> **Prompt**
Your copy of the data should match it exactly, except that the pictures are gone.

> **Entries supplied**
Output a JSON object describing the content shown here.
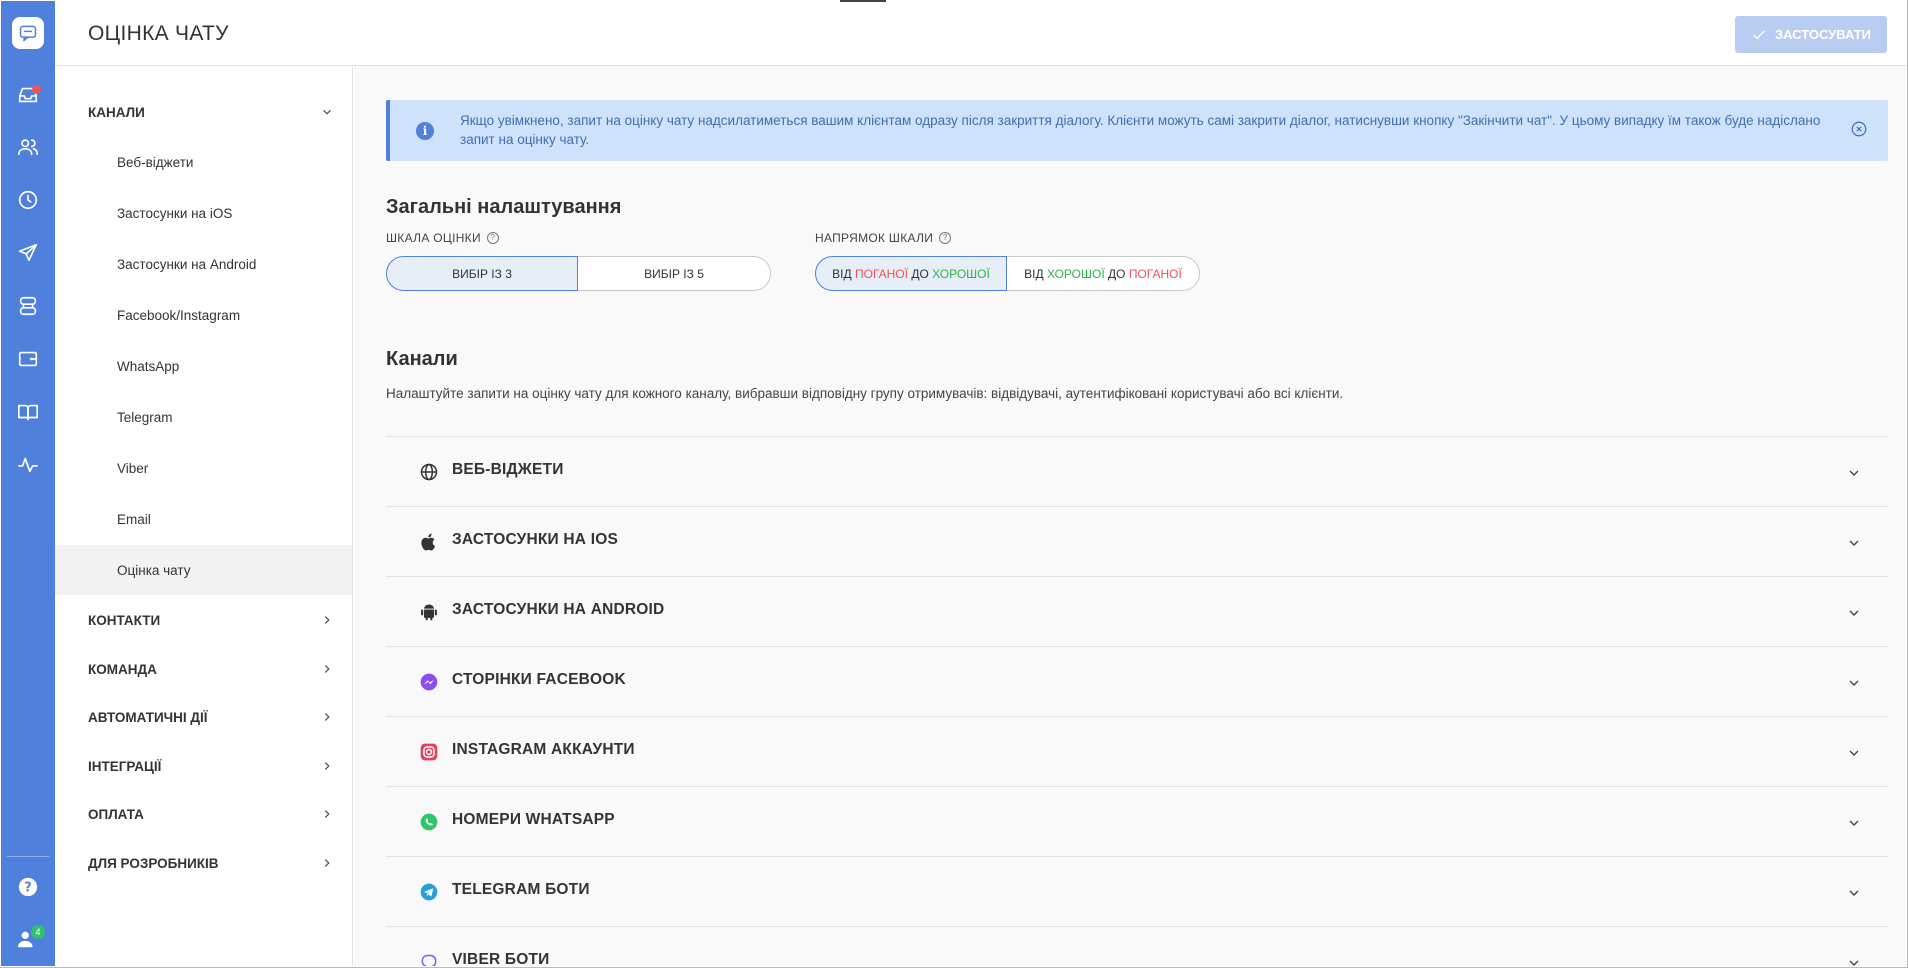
{
  "header": {
    "title": "ОЦІНКА ЧАТУ",
    "apply_label": "ЗАСТОСУВАТИ"
  },
  "rail": {
    "icons": [
      "chat-logo-icon",
      "inbox-icon",
      "contacts-icon",
      "history-icon",
      "send-icon",
      "database-icon",
      "wallet-icon",
      "book-icon",
      "activity-icon",
      "help-icon",
      "team-icon"
    ],
    "team_badge": "4",
    "accent": "#4f80dc"
  },
  "sidebar": {
    "channels": "КАНАЛИ",
    "items": [
      "Веб-віджети",
      "Застосунки на iOS",
      "Застосунки на Android",
      "Facebook/Instagram",
      "WhatsApp",
      "Telegram",
      "Viber",
      "Email",
      "Оцінка чату"
    ],
    "sections": [
      "КОНТАКТИ",
      "КОМАНДА",
      "АВТОМАТИЧНІ ДІЇ",
      "ІНТЕГРАЦІЇ",
      "ОПЛАТА",
      "ДЛЯ РОЗРОБНИКІВ"
    ]
  },
  "info": {
    "text": "Якщо увімкнено, запит на оцінку чату надсилатиметься вашим клієнтам одразу після закриття діалогу. Клієнти можуть самі закрити діалог, натиснувши кнопку \"Закінчити чат\". У цьому випадку їм також буде надіслано запит на оцінку чату."
  },
  "general": {
    "title": "Загальні налаштування",
    "scale_label": "ШКАЛА ОЦІНКИ",
    "scale_options": [
      "ВИБІР ІЗ 3",
      "ВИБІР ІЗ 5"
    ],
    "direction_label": "НАПРЯМОК ШКАЛИ",
    "dir1": {
      "from": "ВІД",
      "bad": "ПОГАНОЇ",
      "to": "ДО",
      "good": "ХОРОШОЇ"
    },
    "dir2": {
      "from": "ВІД",
      "good": "ХОРОШОЇ",
      "to": "ДО",
      "bad": "ПОГАНОЇ"
    }
  },
  "channels": {
    "title": "Канали",
    "description": "Налаштуйте запити на оцінку чату для кожного каналу, вибравши відповідну групу отримувачів: відвідувачі, аутентифіковані користувачі або всі клієнти.",
    "items": [
      "ВЕБ-ВІДЖЕТИ",
      "ЗАСТОСУНКИ НА IOS",
      "ЗАСТОСУНКИ НА ANDROID",
      "СТОРІНКИ FACEBOOK",
      "INSTAGRAM АККАУНТИ",
      "НОМЕРИ WHATSAPP",
      "TELEGRAM БОТИ",
      "VIBER БОТИ"
    ]
  }
}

> **Result**
Output a JSON object describing the content shown here.
{
  "header": {
    "title": "ОЦІНКА ЧАТУ",
    "apply_label": "ЗАСТОСУВАТИ"
  },
  "rail": {
    "icons": [
      "chat-logo-icon",
      "inbox-icon",
      "contacts-icon",
      "history-icon",
      "send-icon",
      "database-icon",
      "wallet-icon",
      "book-icon",
      "activity-icon",
      "help-icon",
      "team-icon"
    ],
    "team_badge": "4",
    "accent": "#4f80dc"
  },
  "sidebar": {
    "channels": "КАНАЛИ",
    "items": [
      "Веб-віджети",
      "Застосунки на iOS",
      "Застосунки на Android",
      "Facebook/Instagram",
      "WhatsApp",
      "Telegram",
      "Viber",
      "Email",
      "Оцінка чату"
    ],
    "sections": [
      "КОНТАКТИ",
      "КОМАНДА",
      "АВТОМАТИЧНІ ДІЇ",
      "ІНТЕГРАЦІЇ",
      "ОПЛАТА",
      "ДЛЯ РОЗРОБНИКІВ"
    ]
  },
  "info": {
    "text": "Якщо увімкнено, запит на оцінку чату надсилатиметься вашим клієнтам одразу після закриття діалогу. Клієнти можуть самі закрити діалог, натиснувши кнопку \"Закінчити чат\". У цьому випадку їм також буде надіслано запит на оцінку чату."
  },
  "general": {
    "title": "Загальні налаштування",
    "scale_label": "ШКАЛА ОЦІНКИ",
    "scale_options": [
      "ВИБІР ІЗ 3",
      "ВИБІР ІЗ 5"
    ],
    "direction_label": "НАПРЯМОК ШКАЛИ",
    "dir1": {
      "from": "ВІД",
      "bad": "ПОГАНОЇ",
      "to": "ДО",
      "good": "ХОРОШОЇ"
    },
    "dir2": {
      "from": "ВІД",
      "good": "ХОРОШОЇ",
      "to": "ДО",
      "bad": "ПОГАНОЇ"
    }
  },
  "channels": {
    "title": "Канали",
    "description": "Налаштуйте запити на оцінку чату для кожного каналу, вибравши відповідну групу отримувачів: відвідувачі, аутентифіковані користувачі або всі клієнти.",
    "items": [
      "ВЕБ-ВІДЖЕТИ",
      "ЗАСТОСУНКИ НА IOS",
      "ЗАСТОСУНКИ НА ANDROID",
      "СТОРІНКИ FACEBOOK",
      "INSTAGRAM АККАУНТИ",
      "НОМЕРИ WHATSAPP",
      "TELEGRAM БОТИ",
      "VIBER БОТИ"
    ]
  }
}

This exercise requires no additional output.